Come Back is Rudy Wiebe’s first novel in more than a decade, and it is perhaps his most intensely personal work. (Like the character Gabe in Come Back, Wiebe also lost his son to suicide). The writing is elegiac in tone and the novel, as is to be expected from Wiebe, is stylistically experimental and challenging. Much of the story unfolds through the tormented Gabe’s fragmentary and often inchoate thoughts, lists, and perceptions, left behind to be deciphered by the aged and confused Hal.
Memory is a slippery thing, and there are no solid surfaces or straight lines through this story which goes like this…
Twenty-five years after his eldest son, Gabe, committed suicide, retired professor and recent widower Hal Wiens sees Gabe walking along Whyte Avenue in the snowy Edmonton spring. Following a fruitless chase, Hal returns home alone to confront the considerable archive of Gabe’s personal writings, which has been meticulously organized by Hal’s late wife. After years of repressing his memories of Gabe, Hal’s uncanny near-encounter drives him to try to comprehend what led his son to end his life.
What Hal finds among the dusty notebooks, day planners, and loose-leaf scribblings is an indication of the depth and progression of despair Gabe experienced in his early twenties as he tried to forge meaning out of his existence, his relationship to God, his connection to other people, and especially his troubling romantic obsession with 13-year-old Ailsa, who seems to represent for Gabe an ideal of unreachable purity.
Emerging from the disorder of the narrative, though, is a meditation on belief.
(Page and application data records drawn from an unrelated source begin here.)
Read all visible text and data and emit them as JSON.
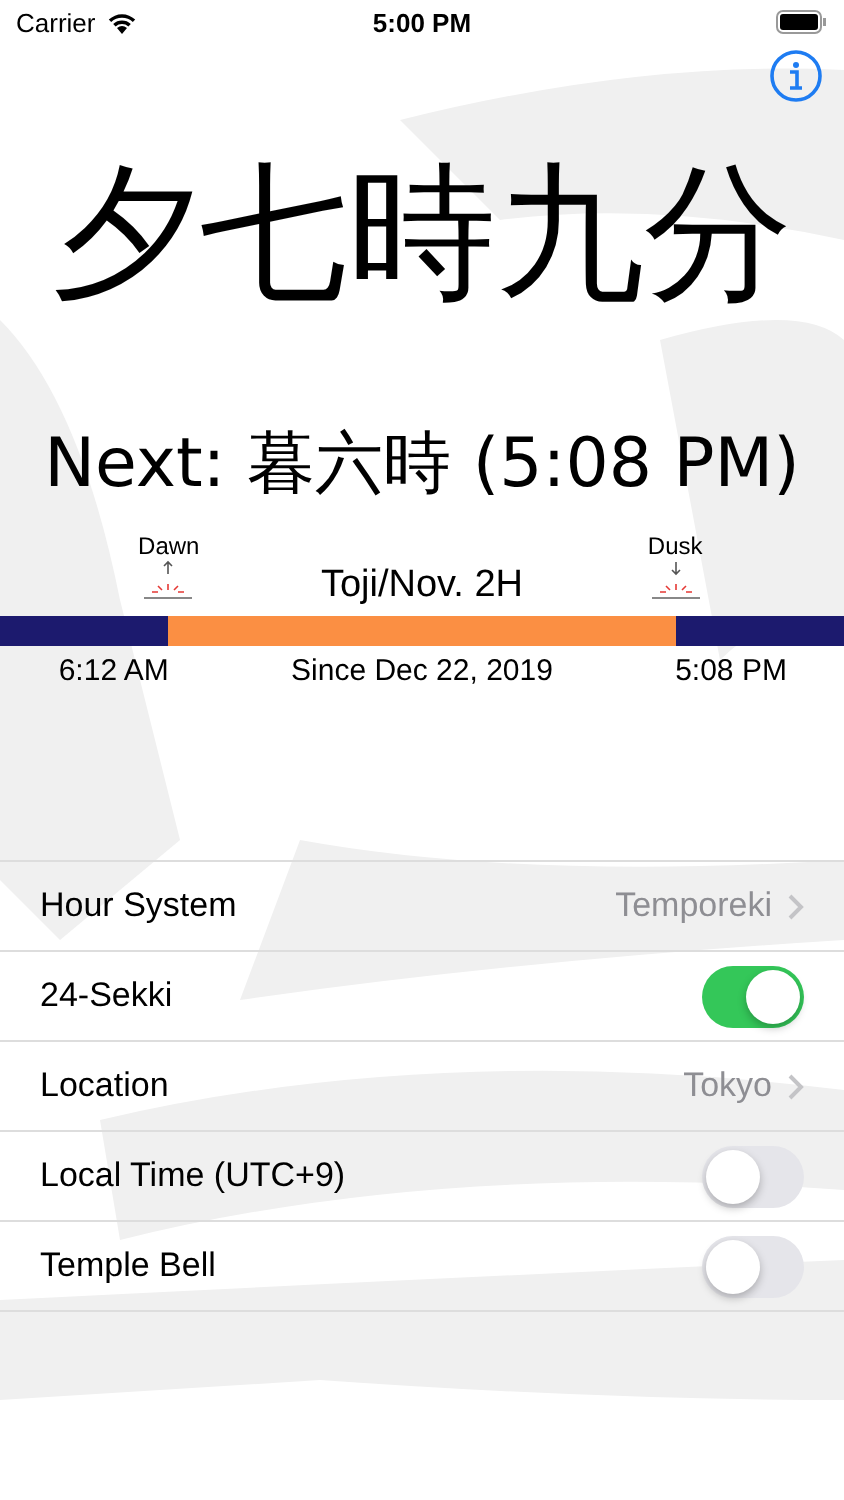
{
  "status_bar": {
    "carrier": "Carrier",
    "time": "5:00 PM"
  },
  "current_hour": "夕七時九分",
  "next": "Next: 暮六時 (5:08 PM)",
  "day_bar": {
    "dawn_label": "Dawn",
    "dusk_label": "Dusk",
    "sekki": "Toji/Nov. 2H",
    "dawn_time": "6:12 AM",
    "since": "Since Dec 22, 2019",
    "dusk_time": "5:08 PM"
  },
  "settings": [
    {
      "kind": "link",
      "label": "Hour System",
      "value": "Temporeki"
    },
    {
      "kind": "toggle",
      "label": "24-Sekki",
      "on": true
    },
    {
      "kind": "link",
      "label": "Location",
      "value": "Tokyo"
    },
    {
      "kind": "toggle",
      "label": "Local Time (UTC+9)",
      "on": false
    },
    {
      "kind": "toggle",
      "label": "Temple Bell",
      "on": false
    }
  ]
}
A deeply religious Mennonite man (like the author himself), Hal laments his dead son’s constricted view of the world:
Could you not at least dream – act – a few present seconds into beauty? They were there; daily you recorded a foretaste of some of them; why could you not believe, and act?”
Hal’s feelings of guilt lead him to question his own role in his son’s doubt about the possibility of good and the power of redemption. Fittingly, we’re left to wonder about the likelihood of him ever really understanding why Gabe made his final choice.
About Rudy Wiebe
Rudy Wiebe, Professor Emeritis in the English department at the University of Alberta, is the author of more than 20 works of fiction, non-fiction, and drama. He is best known for his novels set in the Canadian prairies and his representations of First Nations people. He was awarded the Governor General’s Award for Fiction twice, for The Temptations of Big Bear (1973) and A Discovery of Strangers (1994) and won the Charles Taylor Prize for Of This Earth: a Mennonite Boyhood in the Boreal Forest (2006). In April, Come Back was awarded the Robert Kroetsch City of Edmonton Book Prize at the Mayor’s Celebration of the Arts. At the Alberta Literary Awards in May, it was awarded the Charles Bugnet Award for Fiction. Wiebe is an Officer of the Order of Canada and lives in Edmonton with his wife, Tena.